Last Thursday, students, faculty and community members filled Griffin six for a discussion with Jeff Thaler ’74 titled “Neither Here nor There in a Changing America: Perspectives on Immigration from the Williams Community and Maine.” Following Thaler’s comments, three Williams students led a group conversation that delved further into the ideas of diversity and immigration within the Williams community.
Thaler, the founder and chair of the Gaudino Fund, is also the instructor of the “Resettling Refugees and Immigrants in Maine” Winter Study Program (WSP), which has been ongoing since 2007. In the program, students spend three weeks living with a family of immigrants, giving students the opportunity to explore the dynamics of immigration through direct immersion.
In his opening remarks, Thaler referenced predictions that forecast a non-white majority in the United States 30 years from now. Currently, he added, 25 percent of kids in the U.S. have at least one immigrant parent. The current trends in immigration lead to comparisons with the beginning of the 20th century, when America was seen as a “melting pot” of different cultures.
“The melting pot is a symbol of people coming to American and being blended together,” Thaler said. “Lots of people think that’s the way it should be.”
Thaler then proposed that there are other metaphors that might better describe the current attitude towards immigration. One alternative for Thaler was that America is more like “a mosaic or a salad, where you mix everything up but each has its own identity.” Thaler also suggested that immigrants can sometimes feel like they are “neither here nor there,” that they are attached to both their native culture and their new surroundings, but do not feel included in either.
After Thaler’s remarks, Jenny Tang ’13, Lauren Nevin ’15 and Salmaan Karim ’15 initiated a discussion by sharing their experiences with immigration and diversity. Tang moved from China with her family when she was two years old and lived in a Polish neighborhood in New York City. “Our family was an ‘other’ within an ‘other’ neighborhood,” Tang said.
Tang took part in Thaler’s WSP in 2011 and stayed with a family that emigrated from Burundi, a small African nation. She said that she greatly appreciated the experience, but that there were some moments that reminded her that there exists a divide even among immigrants. The instance that stood out to Tang was when her host family asked her, knowing she was Chinese, if she ate dogs. Tang stressed throughout the dialogue that there are things everybody can learn through interactions with those different from each other.
Nevin participated in Thaler’s WSP this year, but comes from a very different background than Tang. Nevin has spent her whole life in New Hampshire, and part of her reasoning behind coming to the College was to explore the diversity not found in her hometown. She stayed with a Somalian family with two daughters in high school, and was surprised to find a strong generational tension in the household she was staying at. The attitude of the children towards their heritage was very different from their single mother’s who had much stronger ties to Somalia. “The girls felt like they were American, but very much Somali at the same time,” Nevin said.

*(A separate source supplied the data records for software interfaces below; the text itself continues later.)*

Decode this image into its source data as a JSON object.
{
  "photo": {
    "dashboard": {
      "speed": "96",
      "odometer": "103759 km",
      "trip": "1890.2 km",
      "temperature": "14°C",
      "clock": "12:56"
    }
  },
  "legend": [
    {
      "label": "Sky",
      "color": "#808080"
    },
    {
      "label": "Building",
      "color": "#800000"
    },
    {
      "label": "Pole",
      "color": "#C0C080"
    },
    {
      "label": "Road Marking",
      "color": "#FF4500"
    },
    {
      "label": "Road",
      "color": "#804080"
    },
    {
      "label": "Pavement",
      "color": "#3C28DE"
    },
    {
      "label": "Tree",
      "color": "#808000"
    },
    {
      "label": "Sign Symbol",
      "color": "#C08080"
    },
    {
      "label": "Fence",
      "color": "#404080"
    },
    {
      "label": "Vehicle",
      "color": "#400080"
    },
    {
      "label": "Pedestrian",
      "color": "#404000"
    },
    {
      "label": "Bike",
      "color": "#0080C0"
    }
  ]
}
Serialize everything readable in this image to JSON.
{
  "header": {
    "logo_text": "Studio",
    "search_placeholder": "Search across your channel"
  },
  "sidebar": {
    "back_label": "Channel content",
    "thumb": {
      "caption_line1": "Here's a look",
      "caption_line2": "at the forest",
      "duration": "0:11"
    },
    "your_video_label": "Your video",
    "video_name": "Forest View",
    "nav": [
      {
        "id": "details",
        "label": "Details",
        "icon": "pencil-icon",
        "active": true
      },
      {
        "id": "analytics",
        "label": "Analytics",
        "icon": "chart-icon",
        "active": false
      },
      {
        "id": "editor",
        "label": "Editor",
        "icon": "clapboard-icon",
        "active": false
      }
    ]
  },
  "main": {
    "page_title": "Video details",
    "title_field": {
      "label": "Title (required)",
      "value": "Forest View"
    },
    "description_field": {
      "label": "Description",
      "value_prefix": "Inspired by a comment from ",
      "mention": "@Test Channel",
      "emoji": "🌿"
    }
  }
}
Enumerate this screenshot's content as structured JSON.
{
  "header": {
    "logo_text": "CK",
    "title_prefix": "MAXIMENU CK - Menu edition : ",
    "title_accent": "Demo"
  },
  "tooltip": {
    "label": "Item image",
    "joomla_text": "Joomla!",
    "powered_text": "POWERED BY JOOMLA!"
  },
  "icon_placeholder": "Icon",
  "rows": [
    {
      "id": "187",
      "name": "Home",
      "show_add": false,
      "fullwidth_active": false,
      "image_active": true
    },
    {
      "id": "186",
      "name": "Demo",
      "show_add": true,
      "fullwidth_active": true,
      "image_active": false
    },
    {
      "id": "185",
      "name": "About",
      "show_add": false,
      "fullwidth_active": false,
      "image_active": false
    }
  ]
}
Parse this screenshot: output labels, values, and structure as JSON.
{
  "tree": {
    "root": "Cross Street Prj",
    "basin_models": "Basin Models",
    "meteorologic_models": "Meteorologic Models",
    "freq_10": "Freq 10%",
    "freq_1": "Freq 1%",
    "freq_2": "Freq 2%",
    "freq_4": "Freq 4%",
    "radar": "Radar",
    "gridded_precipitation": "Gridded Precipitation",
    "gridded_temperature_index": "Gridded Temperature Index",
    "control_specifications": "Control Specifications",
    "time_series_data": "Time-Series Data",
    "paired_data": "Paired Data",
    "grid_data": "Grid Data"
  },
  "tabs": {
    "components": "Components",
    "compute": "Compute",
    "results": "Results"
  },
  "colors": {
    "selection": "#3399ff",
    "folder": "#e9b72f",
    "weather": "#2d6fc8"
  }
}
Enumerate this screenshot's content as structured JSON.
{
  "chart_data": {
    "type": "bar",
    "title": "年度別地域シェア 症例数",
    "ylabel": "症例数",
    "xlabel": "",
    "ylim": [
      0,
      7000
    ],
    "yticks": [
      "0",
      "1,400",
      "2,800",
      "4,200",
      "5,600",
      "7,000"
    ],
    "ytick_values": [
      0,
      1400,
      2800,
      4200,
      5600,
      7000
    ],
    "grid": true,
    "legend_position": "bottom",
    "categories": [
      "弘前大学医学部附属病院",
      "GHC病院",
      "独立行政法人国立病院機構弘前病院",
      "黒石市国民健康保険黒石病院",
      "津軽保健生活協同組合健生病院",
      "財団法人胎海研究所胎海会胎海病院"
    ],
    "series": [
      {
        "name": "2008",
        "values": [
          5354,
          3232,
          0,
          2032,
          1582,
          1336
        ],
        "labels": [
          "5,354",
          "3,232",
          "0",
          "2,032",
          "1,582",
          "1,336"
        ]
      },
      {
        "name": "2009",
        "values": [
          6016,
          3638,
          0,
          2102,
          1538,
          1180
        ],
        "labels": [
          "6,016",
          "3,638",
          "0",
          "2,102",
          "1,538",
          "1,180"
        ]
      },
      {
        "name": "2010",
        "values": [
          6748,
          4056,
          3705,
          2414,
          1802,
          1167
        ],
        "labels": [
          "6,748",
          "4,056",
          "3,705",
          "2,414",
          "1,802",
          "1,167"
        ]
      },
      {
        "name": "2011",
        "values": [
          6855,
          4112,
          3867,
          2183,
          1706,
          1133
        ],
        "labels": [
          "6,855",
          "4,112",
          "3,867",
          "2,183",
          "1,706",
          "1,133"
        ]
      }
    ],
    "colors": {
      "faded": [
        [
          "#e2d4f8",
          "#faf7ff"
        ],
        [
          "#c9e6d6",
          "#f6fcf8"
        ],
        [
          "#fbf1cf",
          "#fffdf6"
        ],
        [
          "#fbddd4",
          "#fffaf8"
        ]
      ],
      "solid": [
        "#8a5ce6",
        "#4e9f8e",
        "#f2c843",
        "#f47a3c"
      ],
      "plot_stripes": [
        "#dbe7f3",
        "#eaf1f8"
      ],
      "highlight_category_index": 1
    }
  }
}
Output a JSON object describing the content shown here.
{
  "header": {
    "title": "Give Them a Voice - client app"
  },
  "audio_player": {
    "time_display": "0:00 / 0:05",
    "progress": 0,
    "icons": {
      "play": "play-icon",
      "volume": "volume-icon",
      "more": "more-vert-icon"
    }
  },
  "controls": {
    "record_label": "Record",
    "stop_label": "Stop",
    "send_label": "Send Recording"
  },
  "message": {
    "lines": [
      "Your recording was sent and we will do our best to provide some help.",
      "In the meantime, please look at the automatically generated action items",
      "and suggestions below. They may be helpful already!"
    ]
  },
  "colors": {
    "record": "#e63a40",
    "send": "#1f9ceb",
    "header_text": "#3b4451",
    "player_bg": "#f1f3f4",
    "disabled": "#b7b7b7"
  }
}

Karim spoke from the perspective of a student from Tanzania who had come to America to study at Williams. Karim is “very proud of being Tanzanian,” but also feels like he has adopted many American qualities, including a fondness for bagels. Reflecting upon his time at the College, Karim expressed the opinion that diversity at the College is forced rather than natural. “I come from a country that I believe is more diverse than right here,” Karim said.
After the three students shared their thoughts, the conversation was opened up to the audience in attendance. Audience members of all walks of life contributed their thoughts on the diversity at the College and the mindset of immigrants coming to America.
The conversation was a sobering reminder that while the College has a wealth of diversity, it is up to students to take advantage of it. “Where we go from here will depend on the students like you in the room,” Thaler observed.